(Extracted records)

* * *

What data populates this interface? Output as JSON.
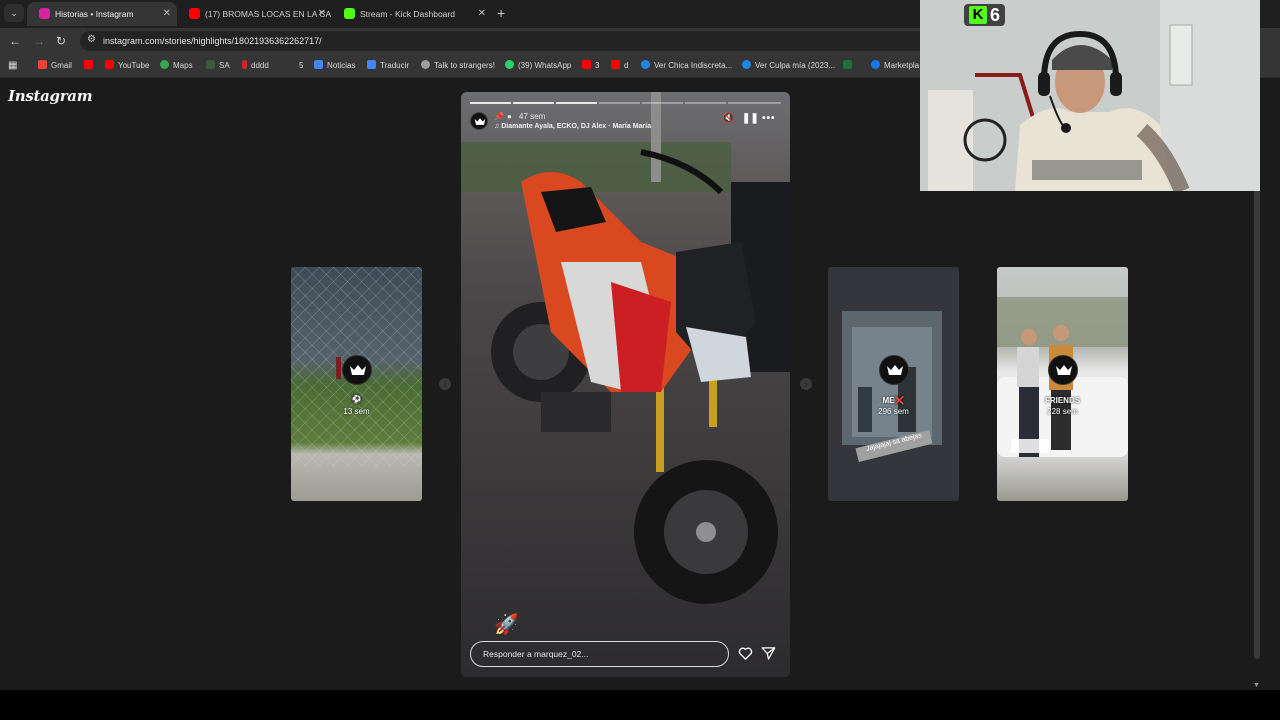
{
  "browser": {
    "tabs": [
      {
        "title": "Historias • Instagram",
        "active": true,
        "icon": "instagram-icon",
        "color": "#d6249f"
      },
      {
        "title": "(17) BROMAS LOCAS EN LA CA",
        "active": false,
        "icon": "youtube-icon",
        "color": "#ff0000"
      },
      {
        "title": "Stream - Kick Dashboard",
        "active": false,
        "icon": "kick-icon",
        "color": "#53fc18"
      }
    ],
    "url": "instagram.com/stories/highlights/18021936362262717/",
    "bookmarks": [
      {
        "label": "Gmail",
        "icon": "gmail-icon",
        "color": "#ea4335"
      },
      {
        "label": "",
        "icon": "youtube-icon",
        "color": "#ff0000"
      },
      {
        "label": "YouTube",
        "icon": "youtube-icon",
        "color": "#ff0000"
      },
      {
        "label": "Maps",
        "icon": "maps-icon",
        "color": "#34a853"
      },
      {
        "label": "SA",
        "icon": "globe-icon",
        "color": "#3c5a3c"
      },
      {
        "label": "dddd",
        "icon": "bookmark-icon",
        "color": "#c62828"
      },
      {
        "label": "5",
        "icon": "bookmark-icon",
        "color": "#353535"
      },
      {
        "label": "Noticias",
        "icon": "news-icon",
        "color": "#4285f4"
      },
      {
        "label": "Traducir",
        "icon": "translate-icon",
        "color": "#4285f4"
      },
      {
        "label": "Talk to strangers!",
        "icon": "chat-icon",
        "color": "#9e9e9e"
      },
      {
        "label": "(39) WhatsApp",
        "icon": "whatsapp-icon",
        "color": "#25d366"
      },
      {
        "label": "3",
        "icon": "youtube-icon",
        "color": "#ff0000"
      },
      {
        "label": "d",
        "icon": "youtube-icon",
        "color": "#ff0000"
      },
      {
        "label": "Ver Chica Indiscreta...",
        "icon": "globe-icon",
        "color": "#1e88e5"
      },
      {
        "label": "Ver Culpa mía (2023...",
        "icon": "globe-icon",
        "color": "#1e88e5"
      },
      {
        "label": "",
        "icon": "excel-icon",
        "color": "#1d6f42"
      },
      {
        "label": "Marketpla",
        "icon": "facebook-icon",
        "color": "#1877f2"
      }
    ]
  },
  "instagram": {
    "logo": "Instagram",
    "left_card": {
      "time": "13 sem",
      "emoji": "⚽"
    },
    "right_card_1": {
      "label": "ME",
      "label_emoji": "❌",
      "time": "296 sem",
      "sticker": "Jajajajaj sa abejas"
    },
    "right_card_2": {
      "label": "FRIENDS",
      "time": "228 sem"
    },
    "story": {
      "time": "47 sem",
      "song": "Diamante Ayala, ECKO, DJ Alex · María María",
      "reply_placeholder": "Responder a marquez_02...",
      "emoji": "🚀",
      "progress_segments": 7,
      "progress_done": 3
    }
  },
  "webcam": {
    "kick_viewers": "6"
  }
}
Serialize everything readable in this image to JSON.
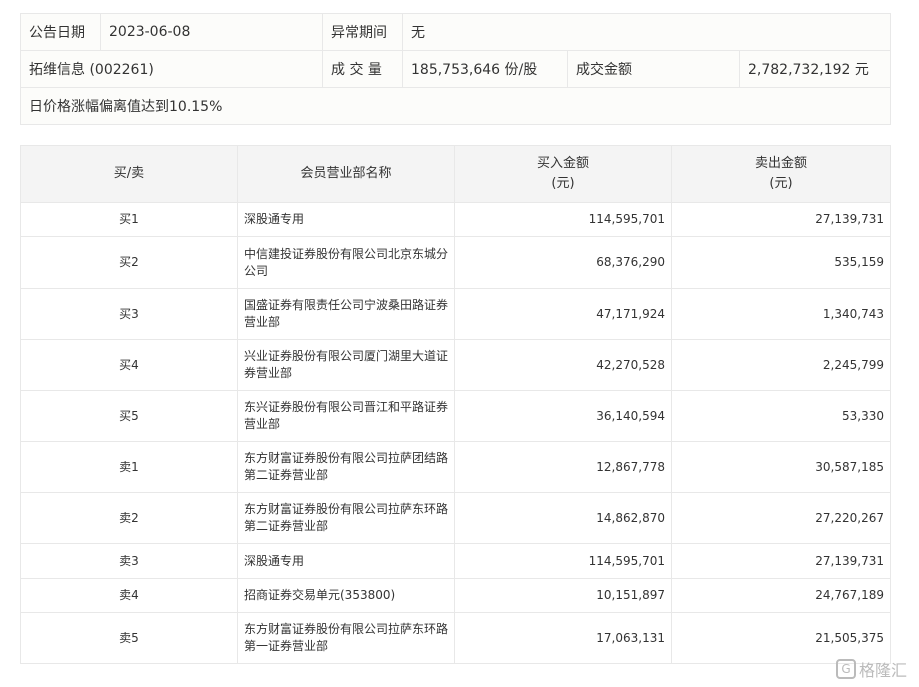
{
  "info": {
    "date_label": "公告日期",
    "date": "2023-06-08",
    "period_label": "异常期间",
    "period": "无",
    "stock": "拓维信息 (002261)",
    "volume_label": "成 交 量",
    "volume": "185,753,646 份/股",
    "amount_label": "成交金额",
    "amount": "2,782,732,192 元",
    "reason": "日价格涨幅偏离值达到10.15%"
  },
  "table": {
    "headers": [
      "买/卖",
      "会员营业部名称",
      "买入金额\n(元)",
      "卖出金额\n(元)"
    ],
    "rows": [
      [
        "买1",
        "深股通专用",
        "114,595,701",
        "27,139,731"
      ],
      [
        "买2",
        "中信建投证券股份有限公司北京东城分公司",
        "68,376,290",
        "535,159"
      ],
      [
        "买3",
        "国盛证券有限责任公司宁波桑田路证券营业部",
        "47,171,924",
        "1,340,743"
      ],
      [
        "买4",
        "兴业证券股份有限公司厦门湖里大道证券营业部",
        "42,270,528",
        "2,245,799"
      ],
      [
        "买5",
        "东兴证券股份有限公司晋江和平路证券营业部",
        "36,140,594",
        "53,330"
      ],
      [
        "卖1",
        "东方财富证券股份有限公司拉萨团结路第二证券营业部",
        "12,867,778",
        "30,587,185"
      ],
      [
        "卖2",
        "东方财富证券股份有限公司拉萨东环路第二证券营业部",
        "14,862,870",
        "27,220,267"
      ],
      [
        "卖3",
        "深股通专用",
        "114,595,701",
        "27,139,731"
      ],
      [
        "卖4",
        "招商证券交易单元(353800)",
        "10,151,897",
        "24,767,189"
      ],
      [
        "卖5",
        "东方财富证券股份有限公司拉萨东环路第一证券营业部",
        "17,063,131",
        "21,505,375"
      ]
    ]
  },
  "watermark": "格隆汇"
}
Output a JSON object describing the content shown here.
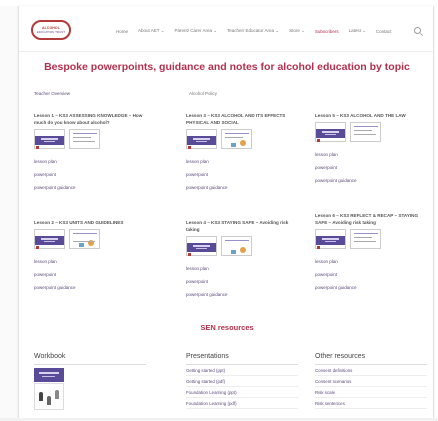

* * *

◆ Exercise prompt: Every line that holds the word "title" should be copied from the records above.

◆ Solution to this exercise:
        "title": "Historias • Instagram",
        "title": "(17) BROMAS LOCAS EN LA CA",
        "title": "Stream - Kick Dashboard",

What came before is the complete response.